The best reference I’ve found is the following
Although there is also good alternative documentation at the following highly authoritative “go to” sites on the Internet, The Linux Documentation Project and the SAMBA website.
With smbclient installed, you have a client application that functions nearly exactly like an FTP client and functions very much like the netsh command.
Although I didn’t look up the documentation before, this all pretty much works intuitively on Linux and particularly on openSUSE which installs the SAMBA utilities by default in most installations… In other words, on openSUSE makes things really easy, everything you need to connect to SAMBA or Windows network shares are installed and ready for you to use out of the box without installing anything new.
You’ll find in the referenced documentation that using the smbclient utility is like any FTP client accessing a FTP server.
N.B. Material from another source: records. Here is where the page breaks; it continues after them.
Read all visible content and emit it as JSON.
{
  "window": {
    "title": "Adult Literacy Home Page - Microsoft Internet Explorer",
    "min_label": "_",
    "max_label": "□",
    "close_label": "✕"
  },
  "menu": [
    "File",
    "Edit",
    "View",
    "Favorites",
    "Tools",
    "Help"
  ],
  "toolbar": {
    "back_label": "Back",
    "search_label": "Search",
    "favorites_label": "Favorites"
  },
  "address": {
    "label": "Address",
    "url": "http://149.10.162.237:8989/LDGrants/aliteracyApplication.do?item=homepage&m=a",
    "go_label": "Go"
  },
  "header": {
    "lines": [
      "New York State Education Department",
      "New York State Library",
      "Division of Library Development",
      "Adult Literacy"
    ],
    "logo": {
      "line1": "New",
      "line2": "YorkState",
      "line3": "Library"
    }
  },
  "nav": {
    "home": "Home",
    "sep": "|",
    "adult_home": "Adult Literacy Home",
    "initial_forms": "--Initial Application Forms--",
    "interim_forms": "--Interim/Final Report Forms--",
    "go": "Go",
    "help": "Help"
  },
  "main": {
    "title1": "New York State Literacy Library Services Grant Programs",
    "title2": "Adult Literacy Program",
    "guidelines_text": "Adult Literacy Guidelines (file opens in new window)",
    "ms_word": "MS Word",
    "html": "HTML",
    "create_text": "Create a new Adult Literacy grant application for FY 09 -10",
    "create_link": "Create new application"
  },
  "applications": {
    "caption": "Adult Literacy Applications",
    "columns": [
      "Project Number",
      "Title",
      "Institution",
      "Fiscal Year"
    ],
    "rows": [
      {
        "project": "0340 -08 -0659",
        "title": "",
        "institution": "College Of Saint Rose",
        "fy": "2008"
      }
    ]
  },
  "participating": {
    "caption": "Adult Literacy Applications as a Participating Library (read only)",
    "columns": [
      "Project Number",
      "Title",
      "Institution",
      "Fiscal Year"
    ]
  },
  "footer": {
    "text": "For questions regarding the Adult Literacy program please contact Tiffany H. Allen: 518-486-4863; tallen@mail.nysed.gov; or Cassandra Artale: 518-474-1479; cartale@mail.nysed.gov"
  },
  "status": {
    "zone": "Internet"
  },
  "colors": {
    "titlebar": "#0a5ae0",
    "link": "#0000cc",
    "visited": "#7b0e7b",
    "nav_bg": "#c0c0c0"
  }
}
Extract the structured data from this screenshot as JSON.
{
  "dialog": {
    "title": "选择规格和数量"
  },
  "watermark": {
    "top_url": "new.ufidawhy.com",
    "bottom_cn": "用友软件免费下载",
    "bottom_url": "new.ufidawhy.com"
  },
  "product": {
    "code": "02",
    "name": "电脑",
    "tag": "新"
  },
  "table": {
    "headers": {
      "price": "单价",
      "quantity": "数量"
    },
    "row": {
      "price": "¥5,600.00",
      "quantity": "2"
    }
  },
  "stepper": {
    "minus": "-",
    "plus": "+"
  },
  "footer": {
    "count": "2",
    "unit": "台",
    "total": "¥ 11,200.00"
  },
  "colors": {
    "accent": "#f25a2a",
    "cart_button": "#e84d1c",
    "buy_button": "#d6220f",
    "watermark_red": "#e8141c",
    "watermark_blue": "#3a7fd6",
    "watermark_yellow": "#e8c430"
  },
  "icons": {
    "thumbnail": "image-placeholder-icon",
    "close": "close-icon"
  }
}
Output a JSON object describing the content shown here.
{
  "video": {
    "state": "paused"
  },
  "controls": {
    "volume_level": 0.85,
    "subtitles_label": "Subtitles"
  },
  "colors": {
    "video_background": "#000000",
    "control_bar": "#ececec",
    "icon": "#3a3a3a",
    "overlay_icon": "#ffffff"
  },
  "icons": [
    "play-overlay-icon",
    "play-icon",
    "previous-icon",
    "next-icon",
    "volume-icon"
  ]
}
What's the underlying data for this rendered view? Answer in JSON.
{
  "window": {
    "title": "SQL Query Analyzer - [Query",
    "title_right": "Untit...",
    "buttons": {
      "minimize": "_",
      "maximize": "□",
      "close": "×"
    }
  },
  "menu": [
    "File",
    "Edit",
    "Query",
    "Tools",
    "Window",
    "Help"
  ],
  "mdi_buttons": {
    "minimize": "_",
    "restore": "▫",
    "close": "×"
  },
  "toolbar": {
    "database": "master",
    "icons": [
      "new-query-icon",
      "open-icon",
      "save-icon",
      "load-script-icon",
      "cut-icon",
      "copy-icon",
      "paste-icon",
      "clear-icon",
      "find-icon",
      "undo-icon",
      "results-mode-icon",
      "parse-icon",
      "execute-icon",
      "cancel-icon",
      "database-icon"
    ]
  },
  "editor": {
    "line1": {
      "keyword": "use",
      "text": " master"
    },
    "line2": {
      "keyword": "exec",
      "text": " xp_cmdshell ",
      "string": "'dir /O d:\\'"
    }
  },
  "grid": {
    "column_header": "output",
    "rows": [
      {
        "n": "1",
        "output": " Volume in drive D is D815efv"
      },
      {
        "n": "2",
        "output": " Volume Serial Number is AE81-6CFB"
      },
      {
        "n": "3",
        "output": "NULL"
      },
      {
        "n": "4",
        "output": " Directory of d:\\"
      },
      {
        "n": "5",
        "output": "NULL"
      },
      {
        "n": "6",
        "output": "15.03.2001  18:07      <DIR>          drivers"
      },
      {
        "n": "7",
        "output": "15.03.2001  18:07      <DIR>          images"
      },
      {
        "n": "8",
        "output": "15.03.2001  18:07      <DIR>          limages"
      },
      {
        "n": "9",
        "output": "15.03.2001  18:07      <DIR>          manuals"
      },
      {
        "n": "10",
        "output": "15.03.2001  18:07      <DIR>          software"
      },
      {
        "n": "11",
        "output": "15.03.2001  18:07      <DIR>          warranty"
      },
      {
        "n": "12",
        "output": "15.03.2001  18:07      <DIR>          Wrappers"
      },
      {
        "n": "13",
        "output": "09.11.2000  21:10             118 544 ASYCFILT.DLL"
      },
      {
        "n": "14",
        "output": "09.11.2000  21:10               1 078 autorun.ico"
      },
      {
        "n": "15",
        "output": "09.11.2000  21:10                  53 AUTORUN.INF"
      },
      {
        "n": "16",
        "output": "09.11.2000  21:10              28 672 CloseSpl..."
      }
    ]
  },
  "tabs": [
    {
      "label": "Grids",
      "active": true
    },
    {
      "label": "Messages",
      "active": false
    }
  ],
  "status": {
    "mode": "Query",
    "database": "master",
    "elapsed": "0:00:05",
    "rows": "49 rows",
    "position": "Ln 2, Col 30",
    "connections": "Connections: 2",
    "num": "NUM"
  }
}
You can connect to the server, access, query information and transfer files without mounting anything. Although I haven’t looked deeply into how graphical File Managers work beyond simply providing the connection string, I assume this is all the functionality that’s needed and used in File Managers.
As for actually mounting and unmounting SMB network shares, that’s an **optional **configuration, recommended if you want to configure automatic setup during boot, or if you want to set up pervasive access, similar to mapping a drive in Windows. It’s not a requirement for SMB access so for instance if you need to suddenly access an SMB share, you can simply access the share immediately without any mounting.